This pattern will keep repeating itself until you become aware of it and begin to make different relationship choices. Emotionally abusive women often present themselves as “helpless victims,” which makes the men who are attracted to them feel needed, strong, and powerful.
Dating a woman who was emotionally abused
Acknowledge how you were hurt in the past This won’t be easy.
Initially, being loved and accepted for who you are will feel unnatural and uncomfortable.
Ride out the discomfort until feeling good in a relationship feels normal.
You couldn’t choose your first familial love relationships as a child, by Dr Tara J.
If you’re not one of the lucky ones, you’re probably re-enacting childhood relationships in an effort to negate your original feelings of hurt and loss by trying to have an emotionally corrective experience. The women you’re attracted to aren’t anymore capable of giving you what you need and want than your parent(s), sibling(s), or whomever caused your original emotional injury.
You end up repeating the same doomed relationship pattern with the same type of person. Parentified sons often grow up to have adult relationships with women who need to be “rescued,” when in reality, it’s the men who need to be rescued from these women who appear to be fragile waifs, but quickly turn into abusive aggressors when you disappoint them or fail to meet her expectations, which are often unrealistic.
There are a few possible reasons why you repeatedly get involved with crazy women in all their forms.
If “crazy” gets you hot, it’s in your best interest to figure out why and break the pattern.
It didn’t compute and you have probably spent a lot of time and energy trying to make the same relationship work with different women.
My advice: Additionally, because this was your first relationship experience, you may mistakenly believe that it’s what relationships are supposed to be like and have patterned subsequent relationships on it.

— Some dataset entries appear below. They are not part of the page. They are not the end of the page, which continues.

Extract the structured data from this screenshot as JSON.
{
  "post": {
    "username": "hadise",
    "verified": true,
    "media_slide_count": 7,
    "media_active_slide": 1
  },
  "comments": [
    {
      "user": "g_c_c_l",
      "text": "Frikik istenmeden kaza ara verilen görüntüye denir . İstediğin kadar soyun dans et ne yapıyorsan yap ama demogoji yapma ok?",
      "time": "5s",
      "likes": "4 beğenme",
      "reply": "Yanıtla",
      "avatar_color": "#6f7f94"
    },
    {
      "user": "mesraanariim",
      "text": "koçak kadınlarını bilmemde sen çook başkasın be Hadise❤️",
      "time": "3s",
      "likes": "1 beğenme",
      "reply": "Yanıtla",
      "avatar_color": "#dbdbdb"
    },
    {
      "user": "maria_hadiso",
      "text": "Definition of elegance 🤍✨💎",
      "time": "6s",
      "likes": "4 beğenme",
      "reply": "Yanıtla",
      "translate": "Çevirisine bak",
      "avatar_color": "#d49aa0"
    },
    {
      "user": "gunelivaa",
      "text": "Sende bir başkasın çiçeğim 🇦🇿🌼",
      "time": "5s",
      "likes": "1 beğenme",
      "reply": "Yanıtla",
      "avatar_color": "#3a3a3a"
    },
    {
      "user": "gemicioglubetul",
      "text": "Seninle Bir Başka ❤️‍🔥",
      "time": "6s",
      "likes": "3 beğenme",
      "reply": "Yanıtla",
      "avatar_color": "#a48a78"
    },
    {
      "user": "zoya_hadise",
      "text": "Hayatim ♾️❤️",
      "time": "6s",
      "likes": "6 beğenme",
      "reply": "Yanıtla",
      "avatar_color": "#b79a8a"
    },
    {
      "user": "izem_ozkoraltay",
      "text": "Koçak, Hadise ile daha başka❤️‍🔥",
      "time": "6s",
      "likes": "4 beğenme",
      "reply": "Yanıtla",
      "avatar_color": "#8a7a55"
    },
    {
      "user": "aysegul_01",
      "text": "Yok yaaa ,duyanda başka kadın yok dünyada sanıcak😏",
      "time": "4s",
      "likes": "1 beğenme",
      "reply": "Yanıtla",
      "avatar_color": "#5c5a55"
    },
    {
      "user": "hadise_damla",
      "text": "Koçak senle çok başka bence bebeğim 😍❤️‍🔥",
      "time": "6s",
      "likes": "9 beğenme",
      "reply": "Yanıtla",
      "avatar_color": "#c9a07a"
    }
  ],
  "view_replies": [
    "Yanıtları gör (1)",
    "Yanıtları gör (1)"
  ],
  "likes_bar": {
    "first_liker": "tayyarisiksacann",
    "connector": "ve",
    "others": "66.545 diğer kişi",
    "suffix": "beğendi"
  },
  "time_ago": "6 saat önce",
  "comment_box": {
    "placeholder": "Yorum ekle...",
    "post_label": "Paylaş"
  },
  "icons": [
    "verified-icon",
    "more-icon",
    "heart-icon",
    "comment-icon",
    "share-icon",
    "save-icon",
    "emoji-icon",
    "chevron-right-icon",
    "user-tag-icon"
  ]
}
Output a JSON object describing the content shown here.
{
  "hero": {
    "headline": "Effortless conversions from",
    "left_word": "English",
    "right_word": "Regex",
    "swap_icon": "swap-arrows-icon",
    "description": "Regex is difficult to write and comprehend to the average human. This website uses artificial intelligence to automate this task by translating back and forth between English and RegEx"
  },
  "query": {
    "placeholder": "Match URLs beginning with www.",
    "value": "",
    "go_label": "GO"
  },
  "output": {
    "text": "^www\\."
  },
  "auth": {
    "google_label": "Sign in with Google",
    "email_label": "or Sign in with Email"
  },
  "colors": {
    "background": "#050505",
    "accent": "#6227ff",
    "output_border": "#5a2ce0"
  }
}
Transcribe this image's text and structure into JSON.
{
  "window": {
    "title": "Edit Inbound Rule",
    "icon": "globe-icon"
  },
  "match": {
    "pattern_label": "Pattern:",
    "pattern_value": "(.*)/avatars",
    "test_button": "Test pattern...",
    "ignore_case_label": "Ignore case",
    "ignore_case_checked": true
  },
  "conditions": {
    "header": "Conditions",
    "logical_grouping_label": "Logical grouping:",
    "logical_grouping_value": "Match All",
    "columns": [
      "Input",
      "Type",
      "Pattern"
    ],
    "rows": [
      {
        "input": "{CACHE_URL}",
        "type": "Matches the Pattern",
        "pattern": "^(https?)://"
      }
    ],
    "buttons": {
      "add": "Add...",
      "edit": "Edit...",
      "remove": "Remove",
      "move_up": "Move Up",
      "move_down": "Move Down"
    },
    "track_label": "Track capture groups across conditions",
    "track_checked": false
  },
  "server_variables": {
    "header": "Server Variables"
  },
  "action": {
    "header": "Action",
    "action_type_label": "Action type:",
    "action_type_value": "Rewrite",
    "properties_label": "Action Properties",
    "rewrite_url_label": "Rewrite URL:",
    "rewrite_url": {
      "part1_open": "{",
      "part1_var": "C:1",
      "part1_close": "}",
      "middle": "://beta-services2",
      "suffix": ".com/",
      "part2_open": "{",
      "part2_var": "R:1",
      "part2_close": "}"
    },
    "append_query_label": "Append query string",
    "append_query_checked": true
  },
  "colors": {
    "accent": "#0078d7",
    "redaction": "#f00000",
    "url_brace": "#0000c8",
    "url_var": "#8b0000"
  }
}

When you feel an overpowering, immediate chemistry toward a new woman, like you’ve always known her, without rhyme or reason, We create relationship templates when we’re kids based on our parents’ relationship and the way our parents, siblings, grandparents, or anyone we sought affection and approval from treated us.